Assignment => Could you restate the entries word for word, without the images?

Excerpted records =>

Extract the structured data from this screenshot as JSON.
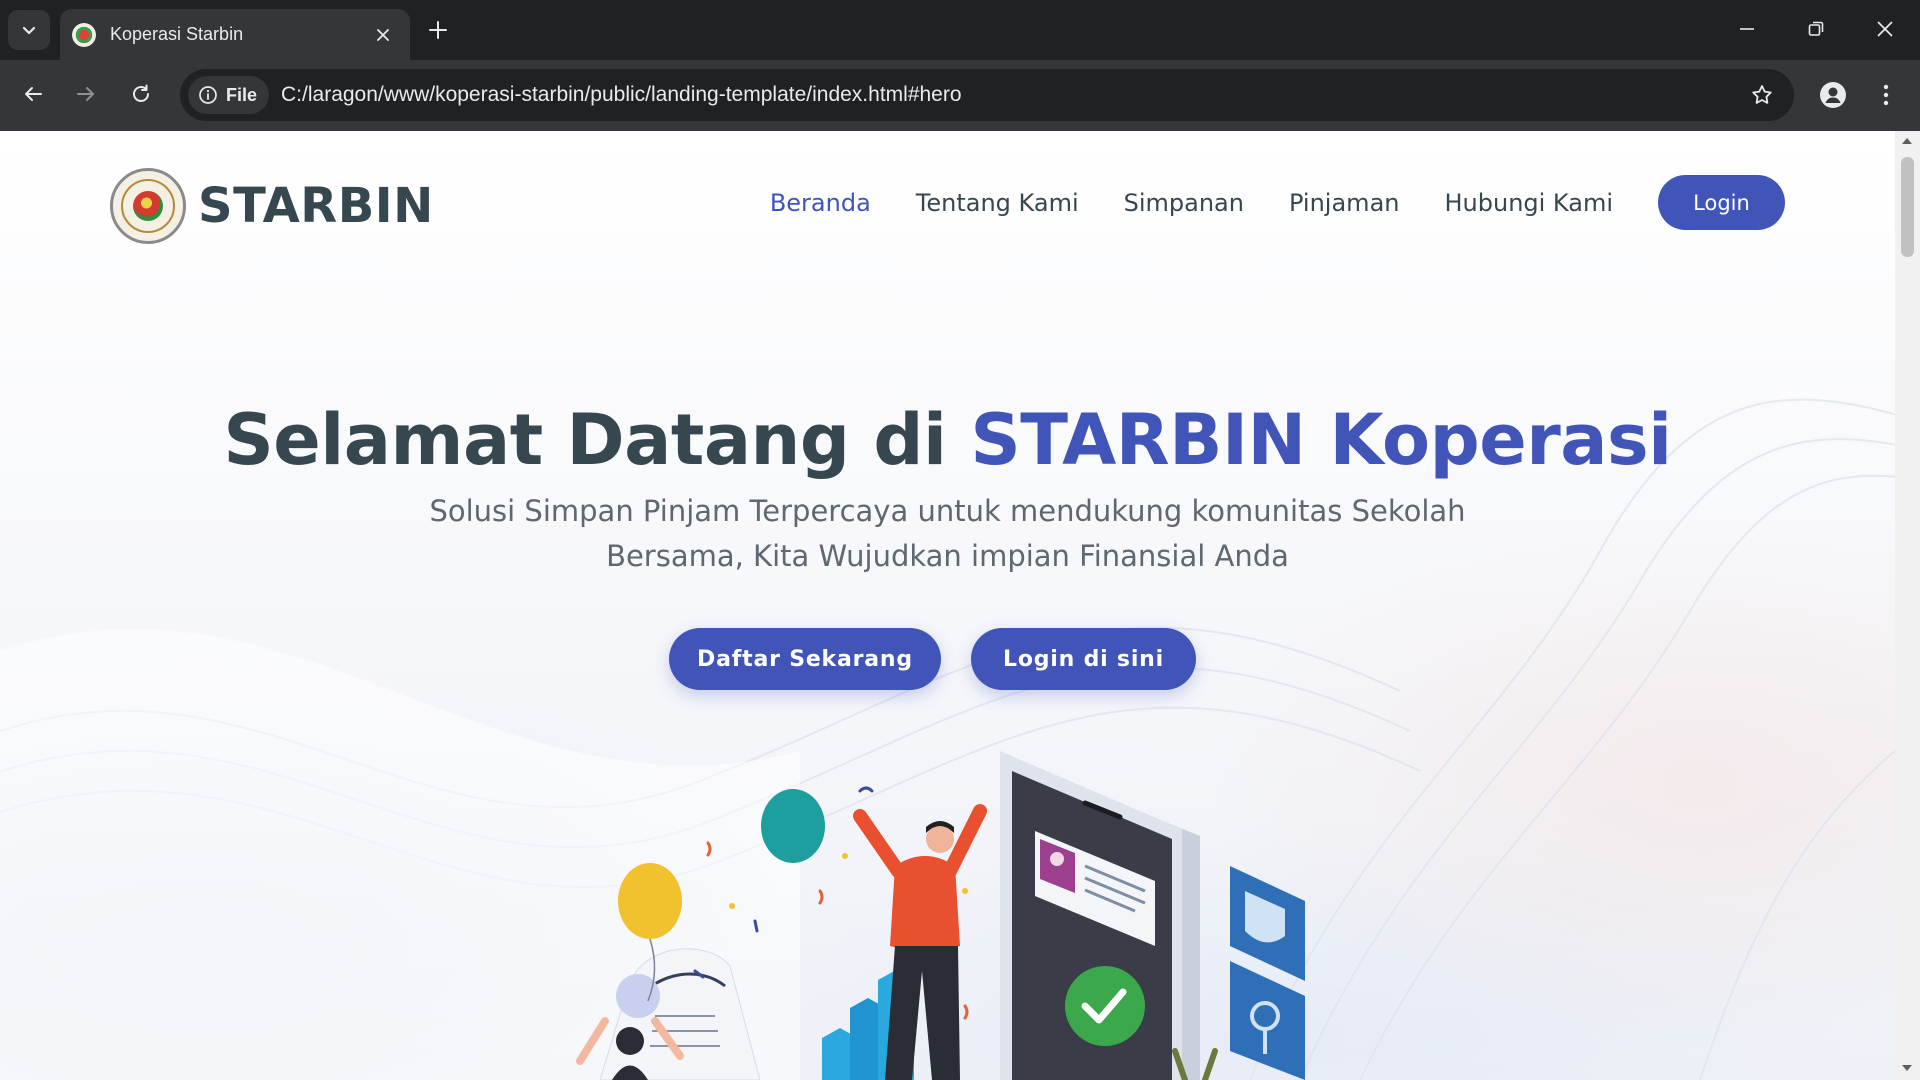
{
  "browser": {
    "tab_title": "Koperasi Starbin",
    "site_chip_label": "File",
    "url": "C:/laragon/www/koperasi-starbin/public/landing-template/index.html#hero"
  },
  "header": {
    "brand": "STARBIN",
    "nav": [
      "Beranda",
      "Tentang Kami",
      "Simpanan",
      "Pinjaman",
      "Hubungi Kami"
    ],
    "active_nav": "Beranda",
    "login_label": "Login"
  },
  "hero": {
    "title_part1": "Selamat Datang di ",
    "title_accent": "STARBIN Koperasi",
    "subtitle_line1": "Solusi Simpan Pinjam Terpercaya untuk mendukung komunitas Sekolah",
    "subtitle_line2": "Bersama, Kita Wujudkan impian Finansial Anda",
    "cta_primary": "Daftar Sekarang",
    "cta_secondary": "Login di sini"
  },
  "colors": {
    "brand_blue": "#4154b8",
    "heading_dark": "#37474f",
    "chrome_dark": "#202124",
    "chrome_toolbar": "#35363a"
  },
  "icons": {
    "tab_search": "chevron-down-icon",
    "tab_close": "close-icon",
    "new_tab": "plus-icon",
    "back": "arrow-left-icon",
    "forward": "arrow-right-icon",
    "reload": "reload-icon",
    "site_info": "info-icon",
    "bookmark": "star-icon",
    "profile": "account-icon",
    "menu": "kebab-menu-icon"
  }
}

Reply =>
Extract the structured data from this screenshot as JSON.
{
  "browser": {
    "tab_title": "Koperasi Starbin",
    "site_chip_label": "File",
    "url": "C:/laragon/www/koperasi-starbin/public/landing-template/index.html#hero"
  },
  "header": {
    "brand": "STARBIN",
    "nav": [
      "Beranda",
      "Tentang Kami",
      "Simpanan",
      "Pinjaman",
      "Hubungi Kami"
    ],
    "active_nav": "Beranda",
    "login_label": "Login"
  },
  "hero": {
    "title_part1": "Selamat Datang di ",
    "title_accent": "STARBIN Koperasi",
    "subtitle_line1": "Solusi Simpan Pinjam Terpercaya untuk mendukung komunitas Sekolah",
    "subtitle_line2": "Bersama, Kita Wujudkan impian Finansial Anda",
    "cta_primary": "Daftar Sekarang",
    "cta_secondary": "Login di sini"
  },
  "colors": {
    "brand_blue": "#4154b8",
    "heading_dark": "#37474f",
    "chrome_dark": "#202124",
    "chrome_toolbar": "#35363a"
  },
  "icons": {
    "tab_search": "chevron-down-icon",
    "tab_close": "close-icon",
    "new_tab": "plus-icon",
    "back": "arrow-left-icon",
    "forward": "arrow-right-icon",
    "reload": "reload-icon",
    "site_info": "info-icon",
    "bookmark": "star-icon",
    "profile": "account-icon",
    "menu": "kebab-menu-icon"
  }
}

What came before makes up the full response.